Sunday, December 28, 2008

Chew Your Way To Fewer Cavities?

To keep your mouth healthy, a study supports adding sugarless gum to your oral hygiene routine.

But not just any sugarless gum. Researchers from Foresight Links, a private, Toronto-based research group, did the study. They reviewed studies on the health effects of gum made with common sugar alcohols, or polyols. They are found in many chewing gums, foods, toothpastes and candies.These compounds taste like sugar, but do not lead to tooth decay. Xylitol and sorbitol are the most common polyols used in gum.

The researchers reviewed 19 studies from 8 countries. They found that people who chewed gum containing xylitol, alone or with sorbitol, had fewer than half as many cavities as people who did not chew gum. People who chewed sorbitol gum had 20% fewer cavities.

People chewed the gum more than once a day. Nine studies reported people chewing the gum at specific times. Five other studies said that people always chewed the gum after a meal. People in the studies chewed gum every day for at least two or three years. In a few of the studies involving children, they chewed gum only on school days.

The amount of polyols in the gum varied. Most people got between 3 grams and 8 grams of xylitol or sorbitol a day. In three studies, people consumed nearly 11 grams per day.

The researchers found people had the fewest cavities with the highest doses of xylitol. Xylitol can cause diarrhea at very high doses (more than about 9 grams per day for every 50 pounds of body weight).
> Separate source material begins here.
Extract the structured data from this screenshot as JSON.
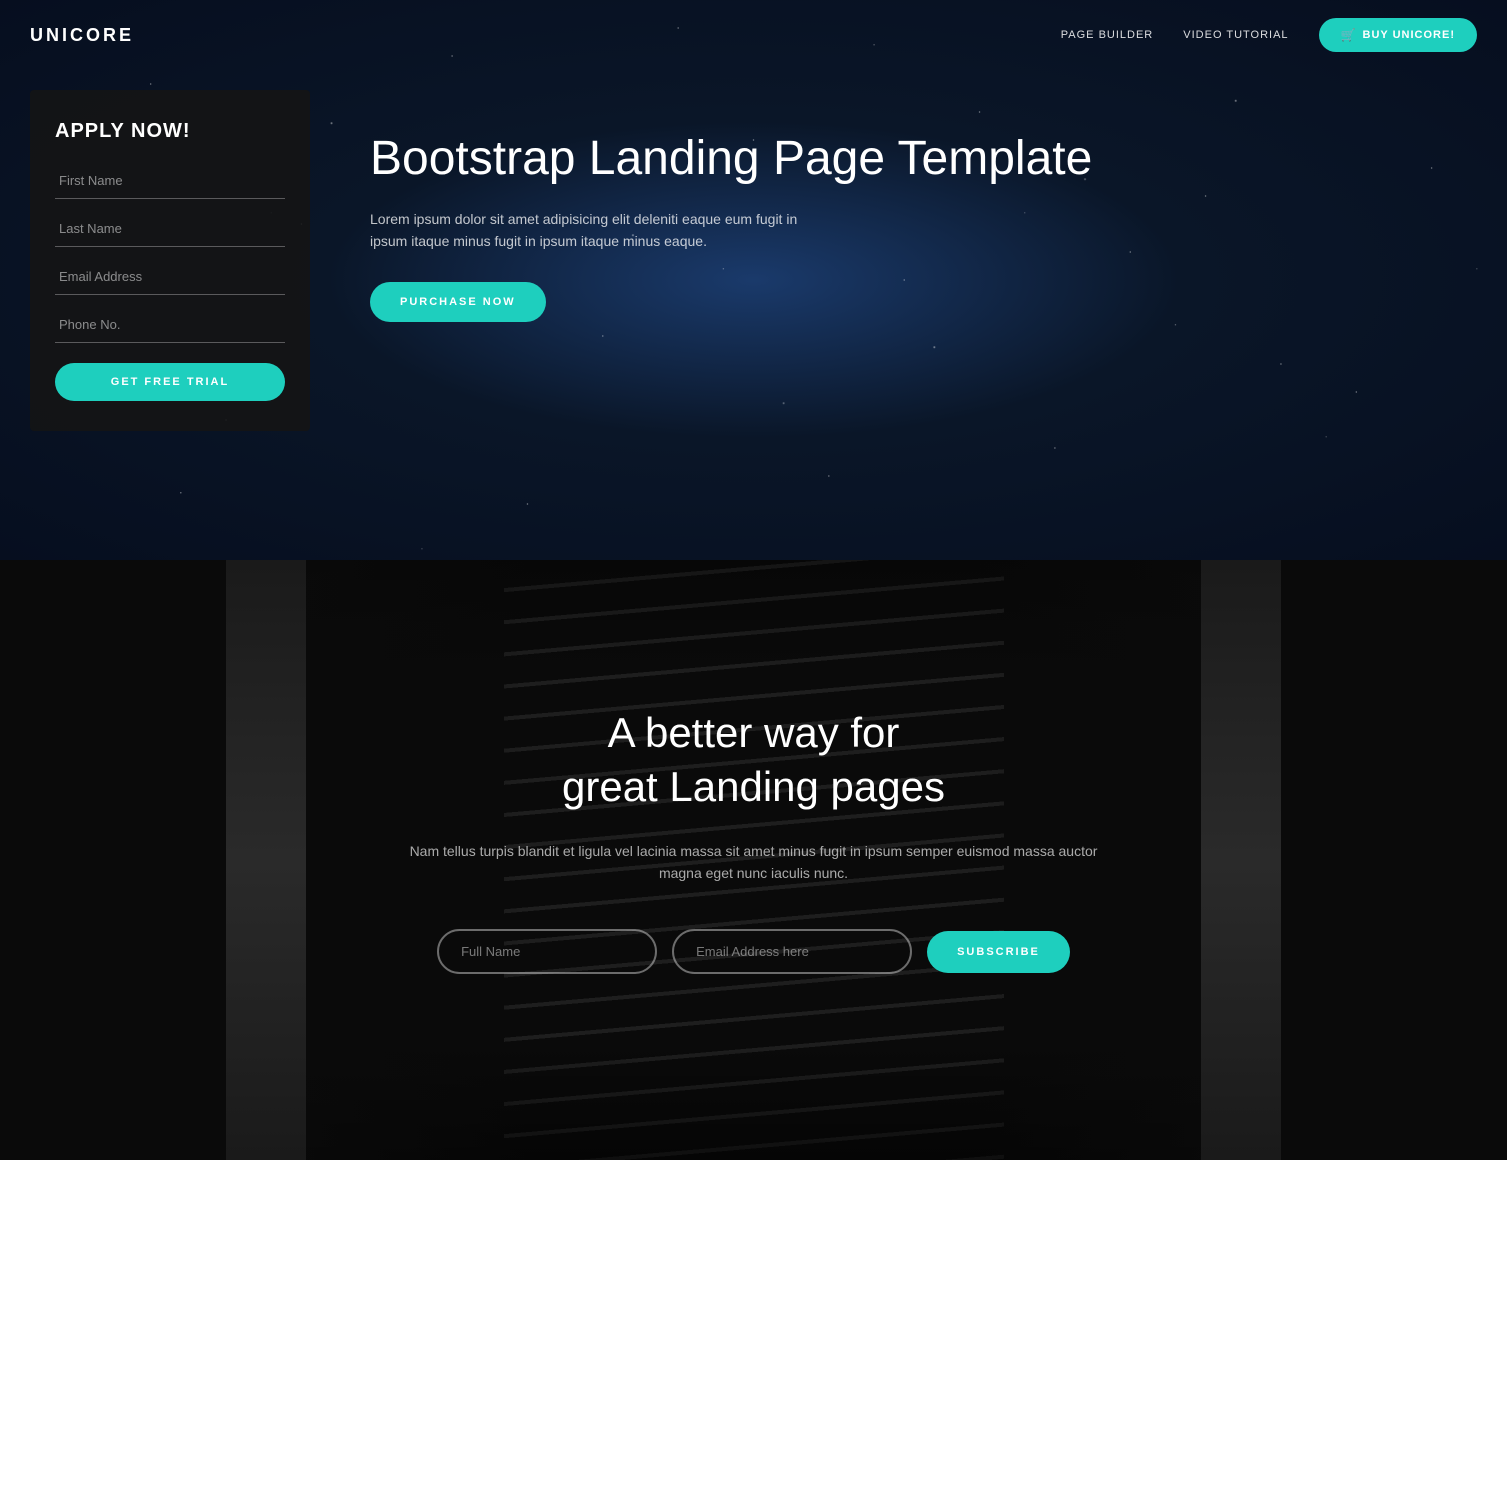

The authors concluded that people should chew gum containing xylitol and/or sorbitol as part of their everyday oral hygiene.

The review was commissioned by Cadbury Adams USA, which owns Trident